Filter the records below down to lines containing "this".

START Records for processing

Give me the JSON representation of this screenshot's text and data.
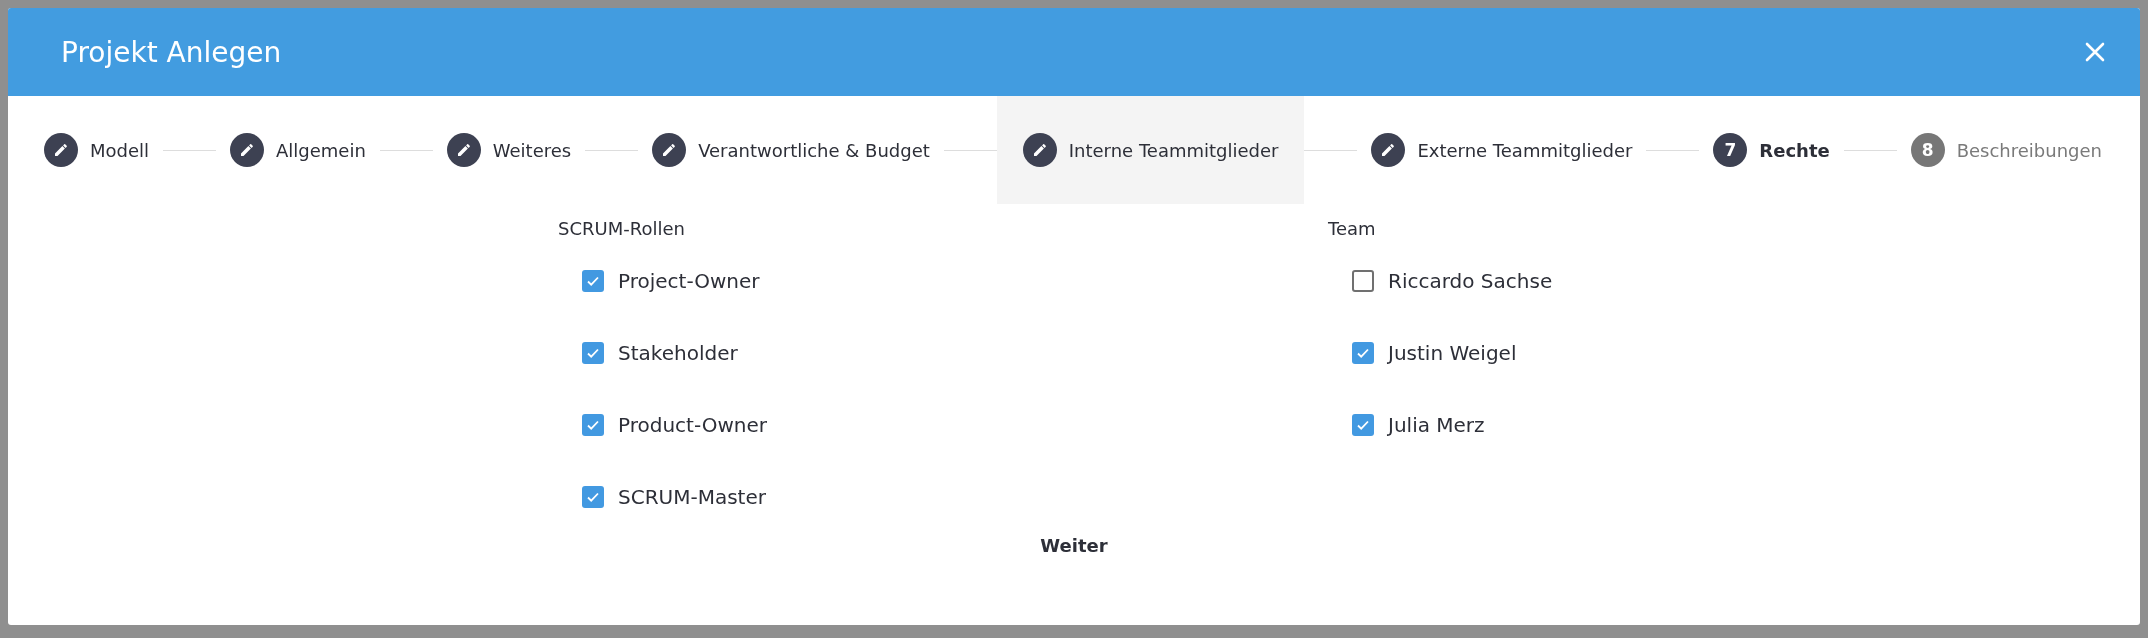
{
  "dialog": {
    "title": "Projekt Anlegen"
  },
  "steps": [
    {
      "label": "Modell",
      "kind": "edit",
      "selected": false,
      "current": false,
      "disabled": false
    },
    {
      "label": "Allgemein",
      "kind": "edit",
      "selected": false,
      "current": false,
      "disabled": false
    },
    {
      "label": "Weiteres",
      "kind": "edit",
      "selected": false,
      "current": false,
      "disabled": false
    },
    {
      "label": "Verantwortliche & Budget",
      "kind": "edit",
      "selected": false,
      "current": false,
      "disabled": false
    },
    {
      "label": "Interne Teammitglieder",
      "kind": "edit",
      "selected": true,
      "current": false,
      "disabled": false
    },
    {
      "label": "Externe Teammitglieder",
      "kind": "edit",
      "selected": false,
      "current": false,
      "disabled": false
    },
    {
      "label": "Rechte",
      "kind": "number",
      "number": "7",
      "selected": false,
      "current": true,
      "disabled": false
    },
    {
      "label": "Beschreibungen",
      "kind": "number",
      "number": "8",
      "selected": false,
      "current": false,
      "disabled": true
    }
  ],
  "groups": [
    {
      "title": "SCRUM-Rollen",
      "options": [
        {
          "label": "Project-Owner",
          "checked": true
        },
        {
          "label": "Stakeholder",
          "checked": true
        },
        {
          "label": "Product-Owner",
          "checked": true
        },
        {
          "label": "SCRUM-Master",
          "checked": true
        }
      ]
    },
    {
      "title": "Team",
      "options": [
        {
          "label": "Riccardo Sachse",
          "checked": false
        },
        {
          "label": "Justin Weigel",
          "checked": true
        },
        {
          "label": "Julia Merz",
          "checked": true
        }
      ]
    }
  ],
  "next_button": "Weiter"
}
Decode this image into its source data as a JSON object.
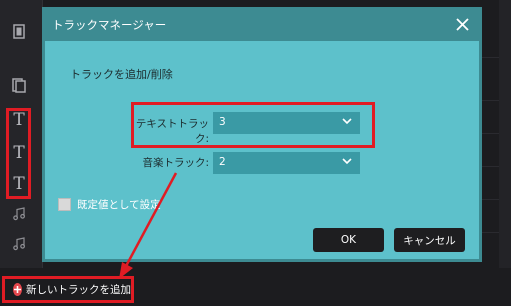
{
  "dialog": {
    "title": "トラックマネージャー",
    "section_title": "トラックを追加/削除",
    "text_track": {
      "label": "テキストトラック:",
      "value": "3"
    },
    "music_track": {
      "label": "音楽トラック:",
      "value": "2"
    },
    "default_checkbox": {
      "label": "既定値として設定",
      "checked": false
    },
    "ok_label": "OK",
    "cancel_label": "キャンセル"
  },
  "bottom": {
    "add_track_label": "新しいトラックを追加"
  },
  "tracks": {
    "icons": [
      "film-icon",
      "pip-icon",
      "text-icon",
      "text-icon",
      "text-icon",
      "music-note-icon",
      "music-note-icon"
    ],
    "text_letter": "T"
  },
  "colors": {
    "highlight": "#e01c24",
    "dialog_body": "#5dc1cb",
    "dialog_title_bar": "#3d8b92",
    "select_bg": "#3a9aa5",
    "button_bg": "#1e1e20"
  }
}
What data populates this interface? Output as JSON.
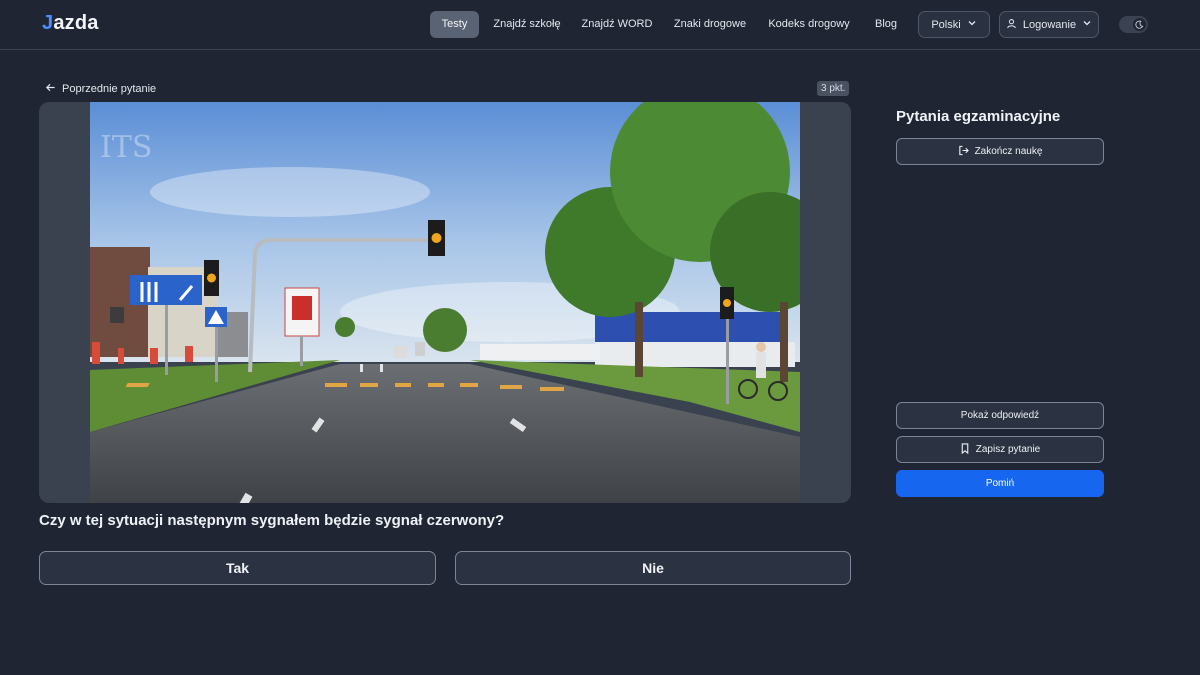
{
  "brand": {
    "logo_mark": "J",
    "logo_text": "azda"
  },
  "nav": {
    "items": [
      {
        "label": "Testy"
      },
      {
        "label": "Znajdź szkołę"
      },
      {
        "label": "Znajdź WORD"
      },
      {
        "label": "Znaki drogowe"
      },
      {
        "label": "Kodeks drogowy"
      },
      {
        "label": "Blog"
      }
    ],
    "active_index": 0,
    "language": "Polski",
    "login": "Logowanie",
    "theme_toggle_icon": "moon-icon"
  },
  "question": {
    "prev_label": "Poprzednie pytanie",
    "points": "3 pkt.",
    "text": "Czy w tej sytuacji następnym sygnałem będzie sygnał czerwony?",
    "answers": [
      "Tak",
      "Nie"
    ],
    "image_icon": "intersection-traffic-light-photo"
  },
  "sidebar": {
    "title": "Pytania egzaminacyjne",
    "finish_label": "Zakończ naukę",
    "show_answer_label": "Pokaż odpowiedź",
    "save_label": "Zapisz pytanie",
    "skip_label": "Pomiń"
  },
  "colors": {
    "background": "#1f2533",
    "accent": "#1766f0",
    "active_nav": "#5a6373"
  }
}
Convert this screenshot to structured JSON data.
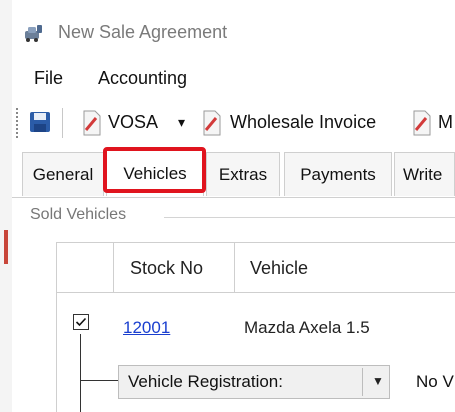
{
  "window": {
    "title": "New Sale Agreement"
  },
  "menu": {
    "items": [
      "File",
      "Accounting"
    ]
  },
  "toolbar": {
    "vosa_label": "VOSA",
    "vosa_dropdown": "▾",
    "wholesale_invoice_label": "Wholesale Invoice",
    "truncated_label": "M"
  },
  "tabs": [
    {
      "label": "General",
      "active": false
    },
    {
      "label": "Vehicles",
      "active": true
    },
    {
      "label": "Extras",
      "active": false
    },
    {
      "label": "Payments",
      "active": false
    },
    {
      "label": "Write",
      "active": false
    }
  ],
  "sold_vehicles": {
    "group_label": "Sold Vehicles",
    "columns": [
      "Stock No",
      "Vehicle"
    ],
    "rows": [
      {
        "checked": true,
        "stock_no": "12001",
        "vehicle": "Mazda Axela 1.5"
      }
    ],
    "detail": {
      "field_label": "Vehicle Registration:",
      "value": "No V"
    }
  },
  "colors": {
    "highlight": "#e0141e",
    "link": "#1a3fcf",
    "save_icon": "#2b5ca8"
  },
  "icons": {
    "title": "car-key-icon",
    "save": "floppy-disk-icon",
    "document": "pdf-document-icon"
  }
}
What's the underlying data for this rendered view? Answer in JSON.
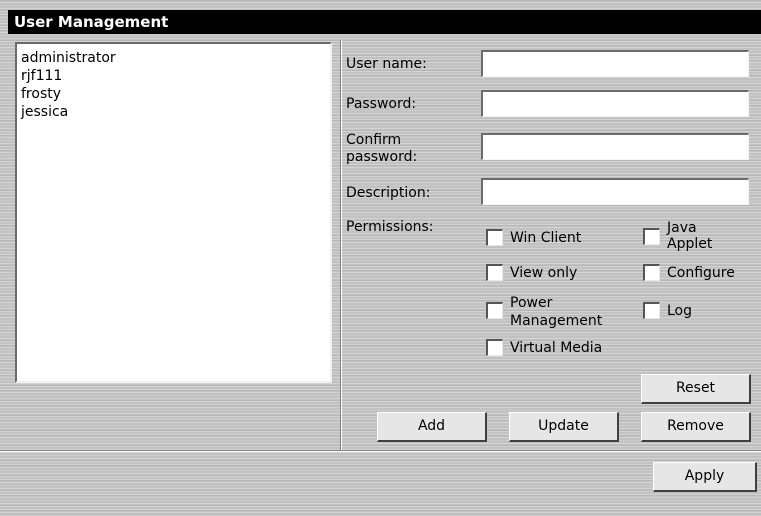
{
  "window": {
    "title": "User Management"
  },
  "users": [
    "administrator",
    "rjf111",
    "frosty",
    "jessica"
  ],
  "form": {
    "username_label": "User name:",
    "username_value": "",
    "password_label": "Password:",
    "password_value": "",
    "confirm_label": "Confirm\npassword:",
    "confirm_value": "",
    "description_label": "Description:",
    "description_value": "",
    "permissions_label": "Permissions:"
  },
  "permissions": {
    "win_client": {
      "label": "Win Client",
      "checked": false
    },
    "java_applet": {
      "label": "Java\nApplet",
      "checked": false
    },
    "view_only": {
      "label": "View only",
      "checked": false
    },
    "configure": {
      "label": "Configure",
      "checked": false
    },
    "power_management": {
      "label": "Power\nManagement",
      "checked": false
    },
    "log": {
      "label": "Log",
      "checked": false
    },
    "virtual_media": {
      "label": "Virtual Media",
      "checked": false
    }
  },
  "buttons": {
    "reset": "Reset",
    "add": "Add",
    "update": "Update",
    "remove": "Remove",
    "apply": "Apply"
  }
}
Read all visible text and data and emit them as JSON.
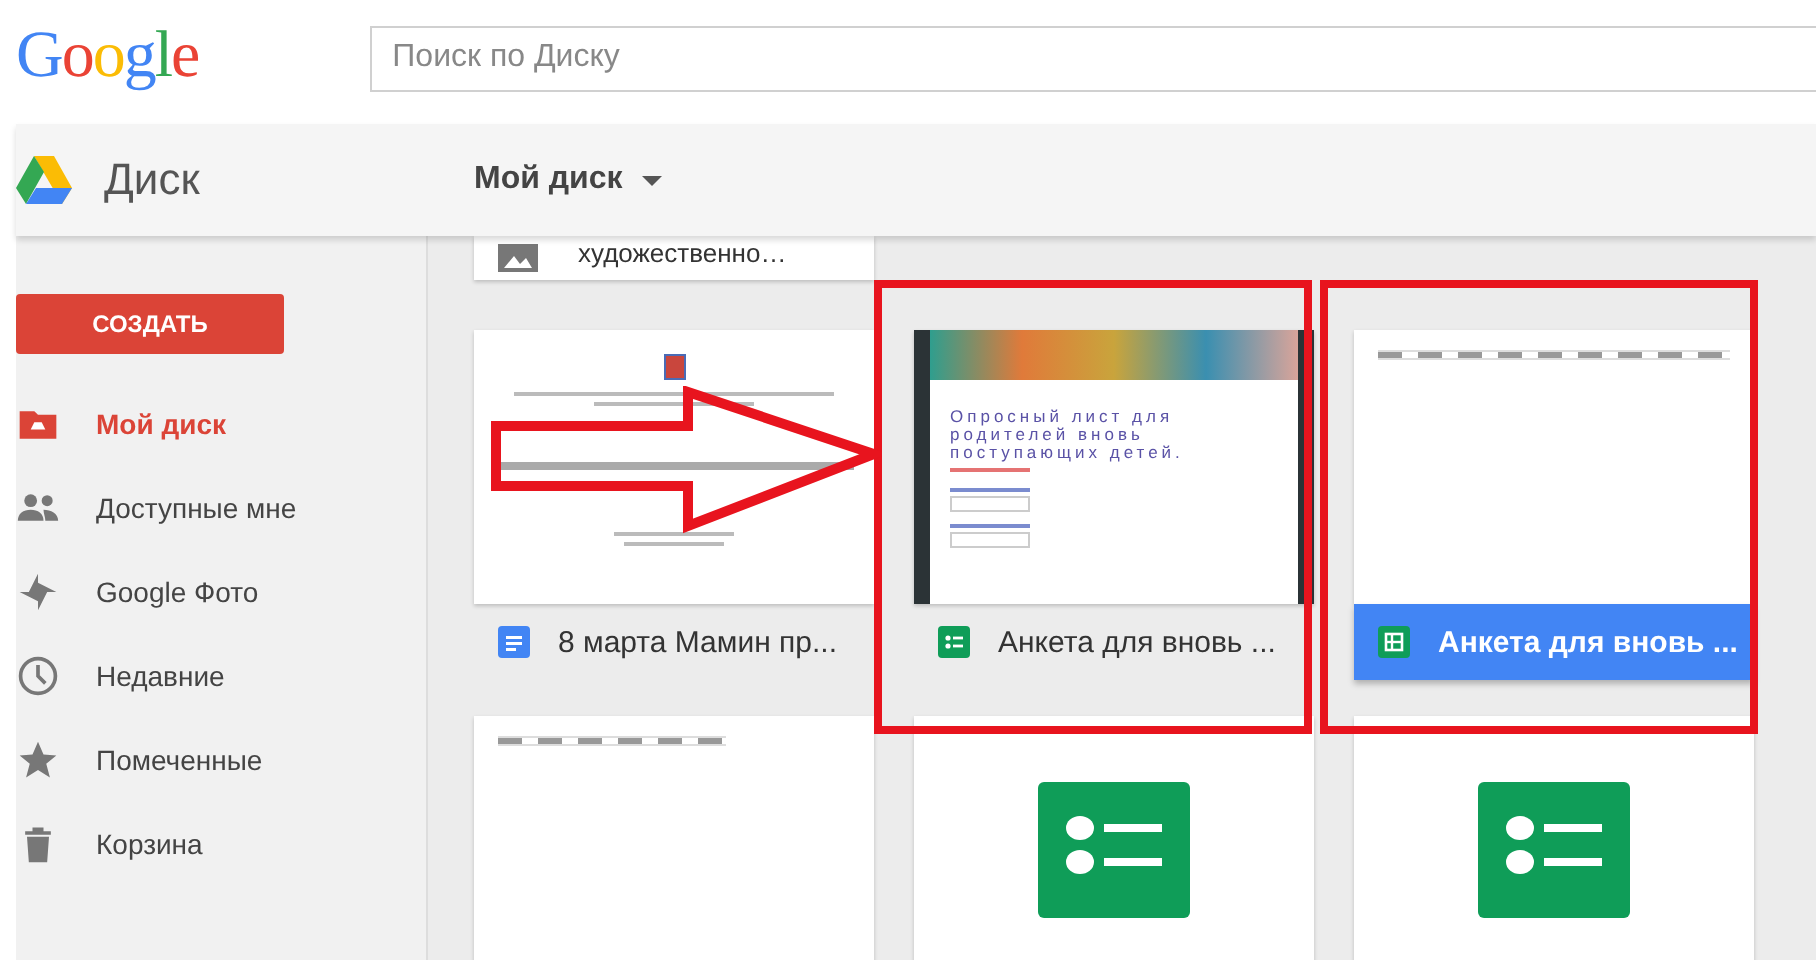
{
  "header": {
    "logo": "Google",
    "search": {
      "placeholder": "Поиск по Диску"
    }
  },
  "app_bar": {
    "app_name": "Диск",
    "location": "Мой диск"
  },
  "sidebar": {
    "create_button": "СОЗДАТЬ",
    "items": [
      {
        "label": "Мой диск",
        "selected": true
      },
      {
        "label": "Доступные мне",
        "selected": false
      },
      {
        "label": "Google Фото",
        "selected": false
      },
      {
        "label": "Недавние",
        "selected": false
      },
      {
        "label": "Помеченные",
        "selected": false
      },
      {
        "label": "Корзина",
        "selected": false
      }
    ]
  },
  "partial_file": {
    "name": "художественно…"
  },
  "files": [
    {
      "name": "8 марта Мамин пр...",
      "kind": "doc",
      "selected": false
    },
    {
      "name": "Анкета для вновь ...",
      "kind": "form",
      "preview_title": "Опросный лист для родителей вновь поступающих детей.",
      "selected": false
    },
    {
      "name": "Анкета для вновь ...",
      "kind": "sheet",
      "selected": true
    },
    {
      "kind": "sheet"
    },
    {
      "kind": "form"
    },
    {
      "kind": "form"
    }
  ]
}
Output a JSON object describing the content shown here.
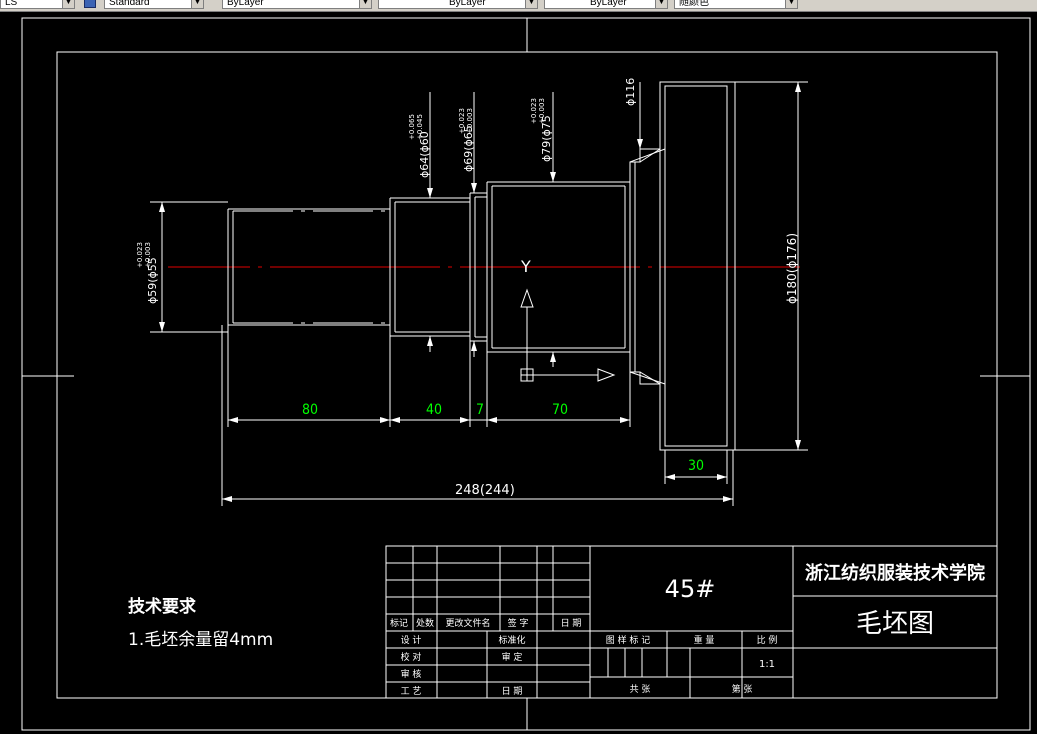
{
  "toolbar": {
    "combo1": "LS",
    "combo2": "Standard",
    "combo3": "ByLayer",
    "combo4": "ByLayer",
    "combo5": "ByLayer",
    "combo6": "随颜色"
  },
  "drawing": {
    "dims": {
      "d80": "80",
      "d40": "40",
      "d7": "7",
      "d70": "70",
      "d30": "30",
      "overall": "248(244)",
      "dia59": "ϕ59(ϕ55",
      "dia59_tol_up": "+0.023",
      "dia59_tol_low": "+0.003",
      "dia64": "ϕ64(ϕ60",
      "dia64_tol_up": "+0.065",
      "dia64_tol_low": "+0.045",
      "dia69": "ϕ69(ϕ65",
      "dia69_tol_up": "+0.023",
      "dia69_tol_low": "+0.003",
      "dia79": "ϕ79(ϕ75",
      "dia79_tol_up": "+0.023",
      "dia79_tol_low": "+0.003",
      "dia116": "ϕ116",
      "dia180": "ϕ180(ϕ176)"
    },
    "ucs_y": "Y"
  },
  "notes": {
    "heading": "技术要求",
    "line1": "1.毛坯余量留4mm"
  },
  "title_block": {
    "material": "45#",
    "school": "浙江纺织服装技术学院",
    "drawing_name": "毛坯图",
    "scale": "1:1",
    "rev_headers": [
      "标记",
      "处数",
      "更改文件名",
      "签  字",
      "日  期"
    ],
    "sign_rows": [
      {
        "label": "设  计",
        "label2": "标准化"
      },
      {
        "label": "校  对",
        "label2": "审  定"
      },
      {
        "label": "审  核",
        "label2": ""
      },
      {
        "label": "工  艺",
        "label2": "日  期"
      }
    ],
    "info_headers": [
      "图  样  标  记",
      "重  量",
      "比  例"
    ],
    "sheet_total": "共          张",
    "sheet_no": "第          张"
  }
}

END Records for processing

Problem solution
Give me the JSON representation of this screenshot's text and data.
Decode this image into its source data as a JSON object.
What data populates this interface? Output as JSON.
Convert this screenshot to structured JSON data.
What's the underlying data for this rendered view? Answer in JSON.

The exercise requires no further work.